Originally published in the Harpswell Anchor.
Julia McLeod was confirmed as executive director of the Harpswell Heritage Land Trust by a unanimous vote of the organization’s Board of Trustees on Tuesday, Aug. 16. McLeod had been serving as the Land Trust’s acting executive director since February, during a transition period following the retirement of HHLT’s former executive director, Reed Coles. The new position is effective immediately.
McLeod, a Maine native and graduate of the College of the Atlantic, came to the Land Trust in 2012 after working in journalism, natural resource management and education. At HHLT, she created the position of outreach coordinator and then outreach director, overseeing community activities that include nature walks, historical programs and the popular Nature Day Camp, which has expanded each year under her guidance. This summer, the weeklong outdoor sessions for children ages 4-12 have served 166 campers.
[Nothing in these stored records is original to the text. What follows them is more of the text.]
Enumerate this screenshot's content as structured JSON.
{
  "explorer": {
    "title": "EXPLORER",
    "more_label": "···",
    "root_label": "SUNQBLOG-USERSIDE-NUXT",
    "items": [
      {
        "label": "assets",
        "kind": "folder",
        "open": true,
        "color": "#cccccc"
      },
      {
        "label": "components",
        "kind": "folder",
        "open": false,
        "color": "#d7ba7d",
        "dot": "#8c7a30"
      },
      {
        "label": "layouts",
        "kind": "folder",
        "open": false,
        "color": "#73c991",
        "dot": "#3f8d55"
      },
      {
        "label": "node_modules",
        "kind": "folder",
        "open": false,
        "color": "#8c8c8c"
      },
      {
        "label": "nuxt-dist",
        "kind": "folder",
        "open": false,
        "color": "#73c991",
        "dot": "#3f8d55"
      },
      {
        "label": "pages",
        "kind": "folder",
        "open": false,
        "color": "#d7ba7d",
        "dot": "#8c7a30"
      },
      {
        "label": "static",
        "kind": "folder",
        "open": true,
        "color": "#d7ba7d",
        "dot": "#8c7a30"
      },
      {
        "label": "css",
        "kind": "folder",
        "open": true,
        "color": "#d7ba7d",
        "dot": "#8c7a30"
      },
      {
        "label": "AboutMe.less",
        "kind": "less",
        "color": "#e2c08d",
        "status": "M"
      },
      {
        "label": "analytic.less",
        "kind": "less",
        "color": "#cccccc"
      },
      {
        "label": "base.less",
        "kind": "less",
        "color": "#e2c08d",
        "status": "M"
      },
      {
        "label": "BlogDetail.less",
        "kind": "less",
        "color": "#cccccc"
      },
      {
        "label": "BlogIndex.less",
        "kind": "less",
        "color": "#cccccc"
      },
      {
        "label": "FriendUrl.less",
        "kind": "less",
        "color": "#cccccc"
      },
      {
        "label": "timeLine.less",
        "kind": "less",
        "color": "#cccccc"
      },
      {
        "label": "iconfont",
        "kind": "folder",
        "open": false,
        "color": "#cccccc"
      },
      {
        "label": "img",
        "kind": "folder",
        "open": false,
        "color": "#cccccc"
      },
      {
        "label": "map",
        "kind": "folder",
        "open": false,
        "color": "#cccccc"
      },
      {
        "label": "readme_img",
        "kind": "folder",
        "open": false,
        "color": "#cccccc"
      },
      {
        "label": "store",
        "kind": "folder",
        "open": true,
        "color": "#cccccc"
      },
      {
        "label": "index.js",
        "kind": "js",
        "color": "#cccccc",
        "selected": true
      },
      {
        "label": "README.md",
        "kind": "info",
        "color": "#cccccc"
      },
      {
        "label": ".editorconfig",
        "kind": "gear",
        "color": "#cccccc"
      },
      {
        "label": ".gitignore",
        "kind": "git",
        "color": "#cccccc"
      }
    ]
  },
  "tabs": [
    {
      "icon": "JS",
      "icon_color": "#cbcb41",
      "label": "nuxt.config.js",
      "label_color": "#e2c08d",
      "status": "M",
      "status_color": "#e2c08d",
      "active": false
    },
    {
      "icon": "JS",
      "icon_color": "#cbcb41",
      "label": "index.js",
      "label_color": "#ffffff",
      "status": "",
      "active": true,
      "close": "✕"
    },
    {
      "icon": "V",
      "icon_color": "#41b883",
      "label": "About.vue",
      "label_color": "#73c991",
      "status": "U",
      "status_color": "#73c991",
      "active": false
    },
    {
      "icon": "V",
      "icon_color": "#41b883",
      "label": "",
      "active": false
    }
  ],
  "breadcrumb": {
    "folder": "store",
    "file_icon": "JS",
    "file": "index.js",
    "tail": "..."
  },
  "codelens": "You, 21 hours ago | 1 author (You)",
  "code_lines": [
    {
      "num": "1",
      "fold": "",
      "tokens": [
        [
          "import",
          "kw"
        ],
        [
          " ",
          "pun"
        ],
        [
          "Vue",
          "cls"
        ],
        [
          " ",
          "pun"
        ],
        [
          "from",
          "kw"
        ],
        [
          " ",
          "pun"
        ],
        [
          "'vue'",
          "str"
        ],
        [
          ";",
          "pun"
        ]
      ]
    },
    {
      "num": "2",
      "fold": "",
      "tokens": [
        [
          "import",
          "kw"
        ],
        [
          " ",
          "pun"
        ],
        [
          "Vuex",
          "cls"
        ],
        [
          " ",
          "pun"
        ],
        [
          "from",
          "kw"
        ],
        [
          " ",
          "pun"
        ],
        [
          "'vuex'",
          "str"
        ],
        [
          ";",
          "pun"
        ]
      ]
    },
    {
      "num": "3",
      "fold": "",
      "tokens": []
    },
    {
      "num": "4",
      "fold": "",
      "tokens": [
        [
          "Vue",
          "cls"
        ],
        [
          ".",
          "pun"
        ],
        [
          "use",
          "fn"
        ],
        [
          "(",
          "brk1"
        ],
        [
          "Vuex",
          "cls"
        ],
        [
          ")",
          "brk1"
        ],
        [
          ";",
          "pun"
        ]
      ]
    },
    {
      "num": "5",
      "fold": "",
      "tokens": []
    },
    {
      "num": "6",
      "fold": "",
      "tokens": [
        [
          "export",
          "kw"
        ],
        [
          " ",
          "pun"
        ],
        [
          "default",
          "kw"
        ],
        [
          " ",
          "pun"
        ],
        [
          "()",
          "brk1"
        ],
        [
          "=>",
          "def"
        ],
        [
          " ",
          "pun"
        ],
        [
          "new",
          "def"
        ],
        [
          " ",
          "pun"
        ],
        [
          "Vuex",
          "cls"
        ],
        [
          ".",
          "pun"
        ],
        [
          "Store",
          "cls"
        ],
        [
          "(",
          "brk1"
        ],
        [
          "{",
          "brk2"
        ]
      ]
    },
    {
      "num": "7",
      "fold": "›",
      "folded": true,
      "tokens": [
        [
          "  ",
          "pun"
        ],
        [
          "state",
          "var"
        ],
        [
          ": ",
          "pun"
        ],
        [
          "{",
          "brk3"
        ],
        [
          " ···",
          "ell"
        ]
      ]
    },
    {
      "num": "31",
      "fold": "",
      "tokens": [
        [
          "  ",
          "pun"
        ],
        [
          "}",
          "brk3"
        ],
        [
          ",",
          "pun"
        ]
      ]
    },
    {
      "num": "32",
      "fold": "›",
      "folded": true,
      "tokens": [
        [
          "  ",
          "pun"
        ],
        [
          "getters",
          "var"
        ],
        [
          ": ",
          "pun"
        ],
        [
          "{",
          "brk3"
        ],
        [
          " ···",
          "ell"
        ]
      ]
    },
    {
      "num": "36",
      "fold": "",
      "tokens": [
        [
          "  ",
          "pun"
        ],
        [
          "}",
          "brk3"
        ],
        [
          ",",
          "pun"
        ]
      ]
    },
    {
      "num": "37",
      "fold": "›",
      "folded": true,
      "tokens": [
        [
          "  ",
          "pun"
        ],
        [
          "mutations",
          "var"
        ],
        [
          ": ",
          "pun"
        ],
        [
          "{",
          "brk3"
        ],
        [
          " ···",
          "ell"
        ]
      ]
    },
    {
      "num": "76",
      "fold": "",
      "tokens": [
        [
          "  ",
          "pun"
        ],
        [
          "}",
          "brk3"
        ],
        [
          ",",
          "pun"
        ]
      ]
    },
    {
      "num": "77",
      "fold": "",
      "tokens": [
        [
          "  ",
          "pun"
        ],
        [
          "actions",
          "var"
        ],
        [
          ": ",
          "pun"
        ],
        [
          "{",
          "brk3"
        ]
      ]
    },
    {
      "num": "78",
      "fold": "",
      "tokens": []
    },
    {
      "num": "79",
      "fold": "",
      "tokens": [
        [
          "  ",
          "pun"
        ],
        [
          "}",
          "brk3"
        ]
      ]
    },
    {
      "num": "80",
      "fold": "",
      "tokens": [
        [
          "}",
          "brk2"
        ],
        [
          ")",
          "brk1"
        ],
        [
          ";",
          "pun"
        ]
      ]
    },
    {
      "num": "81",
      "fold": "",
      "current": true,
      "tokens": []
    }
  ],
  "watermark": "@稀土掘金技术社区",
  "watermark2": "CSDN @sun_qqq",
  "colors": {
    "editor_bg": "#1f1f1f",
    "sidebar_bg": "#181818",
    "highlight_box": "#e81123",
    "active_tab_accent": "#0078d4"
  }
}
Wendy Batson, president of HHLT’s 15-member volunteer board, described the transition process as “an exciting period of continued growth, which confirmed the board’s enthusiasm about Julia becoming HHLT’s next executive director.” She added: “Reed Coles has passed the torch to the next generation of leadership, and the board looks forward to years of productive work with Julia and the staff.”
McLeod said she is excited about her new role and the future of HHLT. “Protecting Maine’s incredible natural beauty and providing access to the outdoors is, and always has been, near and dear to my heart,” she said. “I’m eager to see what HHLT and our partners, volunteers, donors and trustees can continue to achieve together.”
The last 24 months have been particularly busy for HHLT. It acquired an iconic property at Strawberry Creek, across from the Harpswell Town Office. More recently, a generous arrangement with the Tondreau family, along with private donations and a significant grant from Land for Maine’s Future, has resulted in the pending purchase and preservation of 57 acres on Quahog Bay.